WHAT YOU HAVE TO DO ->
In the listing below, find each line with the string "JSON" and return it.

SUPPLIED RECORDS ->
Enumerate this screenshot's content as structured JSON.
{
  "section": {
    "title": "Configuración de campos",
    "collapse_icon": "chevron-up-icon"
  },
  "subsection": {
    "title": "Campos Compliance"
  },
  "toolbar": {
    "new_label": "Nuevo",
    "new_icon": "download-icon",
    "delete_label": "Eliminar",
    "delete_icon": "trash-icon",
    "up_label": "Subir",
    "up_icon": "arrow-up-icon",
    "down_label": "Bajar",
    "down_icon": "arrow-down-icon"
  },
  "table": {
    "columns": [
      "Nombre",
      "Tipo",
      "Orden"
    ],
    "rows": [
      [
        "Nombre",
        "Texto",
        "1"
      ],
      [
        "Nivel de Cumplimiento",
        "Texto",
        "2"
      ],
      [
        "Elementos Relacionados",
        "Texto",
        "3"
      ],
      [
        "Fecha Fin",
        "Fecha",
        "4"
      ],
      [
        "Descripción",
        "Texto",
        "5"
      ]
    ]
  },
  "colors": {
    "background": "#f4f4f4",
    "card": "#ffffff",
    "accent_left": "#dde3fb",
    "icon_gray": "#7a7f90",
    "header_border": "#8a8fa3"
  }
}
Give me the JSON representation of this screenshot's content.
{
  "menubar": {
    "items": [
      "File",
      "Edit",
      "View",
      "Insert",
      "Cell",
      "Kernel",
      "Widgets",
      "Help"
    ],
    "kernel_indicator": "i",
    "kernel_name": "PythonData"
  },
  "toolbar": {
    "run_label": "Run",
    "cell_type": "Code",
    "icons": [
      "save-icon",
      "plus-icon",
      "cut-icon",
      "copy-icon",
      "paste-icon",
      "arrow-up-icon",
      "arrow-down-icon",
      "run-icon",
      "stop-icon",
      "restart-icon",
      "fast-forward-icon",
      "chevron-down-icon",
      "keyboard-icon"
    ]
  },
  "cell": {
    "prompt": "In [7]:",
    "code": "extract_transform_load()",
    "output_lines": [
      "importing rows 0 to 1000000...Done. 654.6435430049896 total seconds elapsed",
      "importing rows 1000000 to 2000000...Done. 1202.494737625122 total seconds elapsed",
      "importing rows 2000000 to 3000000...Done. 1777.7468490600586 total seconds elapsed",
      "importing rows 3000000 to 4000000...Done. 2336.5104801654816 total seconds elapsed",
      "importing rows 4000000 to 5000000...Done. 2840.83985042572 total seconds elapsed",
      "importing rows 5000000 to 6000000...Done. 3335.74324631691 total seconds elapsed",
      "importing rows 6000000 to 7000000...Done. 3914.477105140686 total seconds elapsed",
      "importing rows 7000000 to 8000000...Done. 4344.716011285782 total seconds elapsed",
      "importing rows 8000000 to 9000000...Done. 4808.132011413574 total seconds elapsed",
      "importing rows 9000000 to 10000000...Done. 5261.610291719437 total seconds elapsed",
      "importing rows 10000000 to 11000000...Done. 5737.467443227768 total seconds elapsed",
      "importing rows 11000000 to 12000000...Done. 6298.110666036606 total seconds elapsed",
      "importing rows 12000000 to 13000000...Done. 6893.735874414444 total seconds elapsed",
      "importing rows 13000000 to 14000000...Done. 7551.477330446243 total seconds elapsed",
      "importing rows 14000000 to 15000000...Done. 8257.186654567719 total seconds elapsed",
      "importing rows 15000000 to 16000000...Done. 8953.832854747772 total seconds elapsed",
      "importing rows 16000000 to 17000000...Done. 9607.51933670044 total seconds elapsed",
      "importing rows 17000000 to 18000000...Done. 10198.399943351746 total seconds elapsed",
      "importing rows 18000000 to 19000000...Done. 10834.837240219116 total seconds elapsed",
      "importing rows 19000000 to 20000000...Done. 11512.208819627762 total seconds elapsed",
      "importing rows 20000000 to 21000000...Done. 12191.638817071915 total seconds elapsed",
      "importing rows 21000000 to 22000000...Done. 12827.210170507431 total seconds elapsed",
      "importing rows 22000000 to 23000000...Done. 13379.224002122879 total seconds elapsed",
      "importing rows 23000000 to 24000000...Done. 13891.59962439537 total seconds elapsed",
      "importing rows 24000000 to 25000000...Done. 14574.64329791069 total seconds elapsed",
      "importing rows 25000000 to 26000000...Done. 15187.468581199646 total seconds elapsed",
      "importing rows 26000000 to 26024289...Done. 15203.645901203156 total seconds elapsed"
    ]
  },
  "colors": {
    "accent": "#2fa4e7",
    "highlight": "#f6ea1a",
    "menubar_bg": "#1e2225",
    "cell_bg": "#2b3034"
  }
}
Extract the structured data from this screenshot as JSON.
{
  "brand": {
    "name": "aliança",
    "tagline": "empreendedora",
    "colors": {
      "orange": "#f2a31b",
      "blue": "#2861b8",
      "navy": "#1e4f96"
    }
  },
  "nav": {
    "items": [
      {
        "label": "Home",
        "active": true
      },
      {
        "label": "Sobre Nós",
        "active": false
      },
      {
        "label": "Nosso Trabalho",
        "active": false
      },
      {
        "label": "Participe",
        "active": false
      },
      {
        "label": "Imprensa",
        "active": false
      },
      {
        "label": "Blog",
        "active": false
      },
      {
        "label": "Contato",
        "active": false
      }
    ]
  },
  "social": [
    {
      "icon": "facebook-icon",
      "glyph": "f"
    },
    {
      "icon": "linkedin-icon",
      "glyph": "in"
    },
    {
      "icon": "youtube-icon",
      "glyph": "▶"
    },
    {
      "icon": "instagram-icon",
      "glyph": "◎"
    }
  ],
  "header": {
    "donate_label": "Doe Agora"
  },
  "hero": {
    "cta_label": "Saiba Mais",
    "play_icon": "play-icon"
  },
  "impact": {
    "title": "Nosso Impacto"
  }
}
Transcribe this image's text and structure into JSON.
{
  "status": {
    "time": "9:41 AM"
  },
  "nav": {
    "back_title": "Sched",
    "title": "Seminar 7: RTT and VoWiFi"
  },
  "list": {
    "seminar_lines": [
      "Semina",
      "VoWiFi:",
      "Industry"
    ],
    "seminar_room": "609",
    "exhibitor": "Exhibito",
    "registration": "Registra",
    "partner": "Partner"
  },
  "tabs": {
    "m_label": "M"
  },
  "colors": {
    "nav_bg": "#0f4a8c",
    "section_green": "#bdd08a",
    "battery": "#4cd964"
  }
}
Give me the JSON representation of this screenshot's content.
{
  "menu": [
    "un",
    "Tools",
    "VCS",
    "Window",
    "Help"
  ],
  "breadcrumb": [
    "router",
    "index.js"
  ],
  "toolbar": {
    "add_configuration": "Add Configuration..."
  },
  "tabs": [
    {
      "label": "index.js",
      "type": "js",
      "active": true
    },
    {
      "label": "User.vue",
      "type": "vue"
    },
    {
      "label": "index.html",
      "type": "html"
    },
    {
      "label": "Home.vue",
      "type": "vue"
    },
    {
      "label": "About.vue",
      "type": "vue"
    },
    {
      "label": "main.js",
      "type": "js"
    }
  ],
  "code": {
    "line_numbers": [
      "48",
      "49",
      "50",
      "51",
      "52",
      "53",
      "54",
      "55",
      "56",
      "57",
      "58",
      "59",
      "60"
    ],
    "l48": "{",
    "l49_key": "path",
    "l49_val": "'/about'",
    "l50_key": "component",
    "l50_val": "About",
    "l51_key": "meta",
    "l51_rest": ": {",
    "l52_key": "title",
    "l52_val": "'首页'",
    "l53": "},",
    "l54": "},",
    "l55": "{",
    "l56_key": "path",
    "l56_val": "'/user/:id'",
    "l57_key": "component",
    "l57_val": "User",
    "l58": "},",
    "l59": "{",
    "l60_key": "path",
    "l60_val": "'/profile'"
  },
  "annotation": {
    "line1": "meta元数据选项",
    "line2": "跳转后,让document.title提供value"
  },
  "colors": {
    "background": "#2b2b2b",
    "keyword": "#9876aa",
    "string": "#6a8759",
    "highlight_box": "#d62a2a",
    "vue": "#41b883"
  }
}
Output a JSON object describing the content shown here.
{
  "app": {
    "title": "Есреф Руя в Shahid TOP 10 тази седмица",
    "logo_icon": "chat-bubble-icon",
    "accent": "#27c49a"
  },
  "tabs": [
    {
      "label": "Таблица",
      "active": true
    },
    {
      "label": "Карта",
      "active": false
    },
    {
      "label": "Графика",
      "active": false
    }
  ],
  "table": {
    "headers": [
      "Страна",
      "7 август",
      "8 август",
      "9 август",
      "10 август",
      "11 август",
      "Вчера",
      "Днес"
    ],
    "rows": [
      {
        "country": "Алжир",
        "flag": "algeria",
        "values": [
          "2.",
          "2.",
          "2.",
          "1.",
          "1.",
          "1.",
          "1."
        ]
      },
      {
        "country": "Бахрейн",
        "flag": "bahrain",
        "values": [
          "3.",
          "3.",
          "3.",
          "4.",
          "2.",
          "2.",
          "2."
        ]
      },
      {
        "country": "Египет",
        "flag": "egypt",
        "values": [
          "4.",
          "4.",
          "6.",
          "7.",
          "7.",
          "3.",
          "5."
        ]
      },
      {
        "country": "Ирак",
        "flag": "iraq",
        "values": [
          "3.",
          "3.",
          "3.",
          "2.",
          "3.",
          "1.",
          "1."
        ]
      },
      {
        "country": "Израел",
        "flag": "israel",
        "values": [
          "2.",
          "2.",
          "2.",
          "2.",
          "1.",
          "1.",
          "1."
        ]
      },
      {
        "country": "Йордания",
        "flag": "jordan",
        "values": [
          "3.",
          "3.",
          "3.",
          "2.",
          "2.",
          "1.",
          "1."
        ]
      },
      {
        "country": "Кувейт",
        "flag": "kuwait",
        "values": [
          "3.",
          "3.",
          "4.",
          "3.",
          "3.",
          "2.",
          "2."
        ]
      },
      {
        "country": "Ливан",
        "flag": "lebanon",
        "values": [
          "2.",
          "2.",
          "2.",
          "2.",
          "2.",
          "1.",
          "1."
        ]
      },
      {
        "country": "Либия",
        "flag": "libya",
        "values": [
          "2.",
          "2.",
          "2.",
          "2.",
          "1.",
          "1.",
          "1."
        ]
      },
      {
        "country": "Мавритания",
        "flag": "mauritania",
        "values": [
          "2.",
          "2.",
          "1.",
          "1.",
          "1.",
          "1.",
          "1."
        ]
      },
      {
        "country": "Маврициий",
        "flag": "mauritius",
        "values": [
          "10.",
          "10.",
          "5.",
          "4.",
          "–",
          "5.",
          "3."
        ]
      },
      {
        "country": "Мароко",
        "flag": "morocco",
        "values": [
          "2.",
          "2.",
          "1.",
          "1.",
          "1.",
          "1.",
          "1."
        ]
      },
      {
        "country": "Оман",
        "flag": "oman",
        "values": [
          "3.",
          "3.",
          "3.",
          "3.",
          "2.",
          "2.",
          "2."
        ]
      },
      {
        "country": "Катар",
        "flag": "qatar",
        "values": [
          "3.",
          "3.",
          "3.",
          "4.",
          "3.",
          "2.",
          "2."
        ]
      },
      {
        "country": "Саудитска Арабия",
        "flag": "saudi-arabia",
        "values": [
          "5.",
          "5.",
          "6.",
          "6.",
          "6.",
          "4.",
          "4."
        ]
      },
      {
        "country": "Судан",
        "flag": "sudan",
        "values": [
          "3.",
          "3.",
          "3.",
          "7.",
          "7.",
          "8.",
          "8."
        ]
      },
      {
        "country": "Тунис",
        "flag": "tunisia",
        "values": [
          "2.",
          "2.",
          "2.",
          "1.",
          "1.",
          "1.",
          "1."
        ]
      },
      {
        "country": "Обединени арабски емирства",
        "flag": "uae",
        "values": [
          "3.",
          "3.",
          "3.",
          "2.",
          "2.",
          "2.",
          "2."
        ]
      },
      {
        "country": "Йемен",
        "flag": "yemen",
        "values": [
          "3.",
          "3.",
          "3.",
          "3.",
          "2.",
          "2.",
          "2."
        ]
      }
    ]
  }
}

REPLY TO THE TASK ->
Enumerate this screenshot's content as structured JSON.
Give me the JSON representation of this screenshot's content.
Extract the structured data from this screenshot as JSON.
Transcribe this image's text and structure into JSON.
Give me the JSON representation of this screenshot's content.
Output a JSON object describing the content shown here.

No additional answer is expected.